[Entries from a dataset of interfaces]
▼

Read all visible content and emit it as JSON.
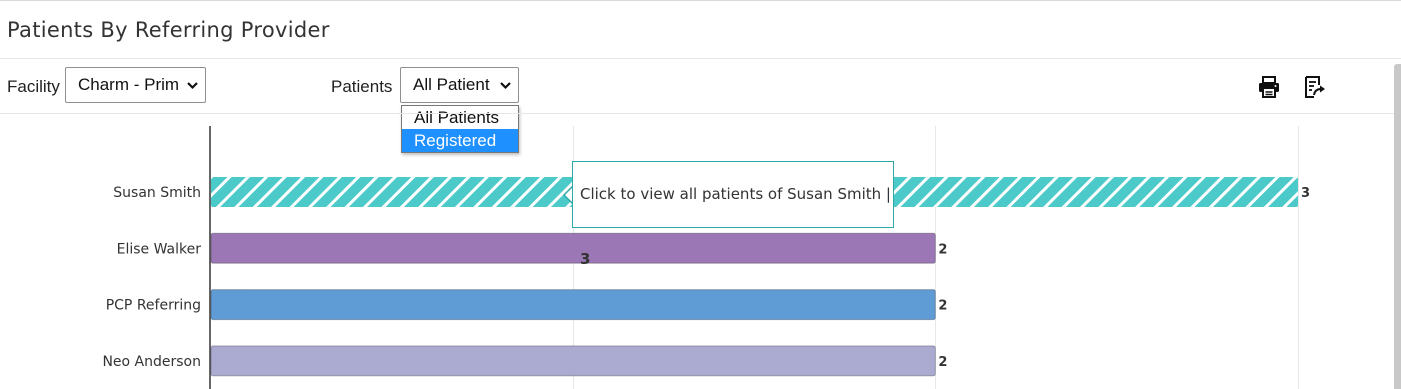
{
  "header": {
    "title": "Patients By Referring Provider"
  },
  "filters": {
    "facility_label": "Facility",
    "facility_value": "Charm - Prim",
    "patients_label": "Patients",
    "patients_value": "All Patient",
    "patients_options": [
      "All Patients",
      "Registered"
    ],
    "patients_highlighted": "Registered"
  },
  "toolbar": {
    "print_icon": "print-icon",
    "export_icon": "export-icon"
  },
  "tooltip": {
    "text": "Click to view all patients of Susan Smith | ",
    "value": "3"
  },
  "chart_data": {
    "type": "bar",
    "orientation": "horizontal",
    "categories": [
      "Susan Smith",
      "Elise Walker",
      "PCP Referring",
      "Neo Anderson"
    ],
    "values": [
      3,
      2,
      2,
      2
    ],
    "value_labels": [
      "3",
      "2",
      "2",
      "2"
    ],
    "colors": [
      "#4cc9c9",
      "#9b78b5",
      "#5f9bd4",
      "#ababd2"
    ],
    "highlighted_index": 0,
    "highlight_pattern": "diagonal-stripes",
    "xlim": [
      0,
      3
    ],
    "grid": true
  }
}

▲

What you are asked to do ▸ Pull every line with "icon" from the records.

Written response ▸
    "print_icon": "print-icon",
    "export_icon": "export-icon"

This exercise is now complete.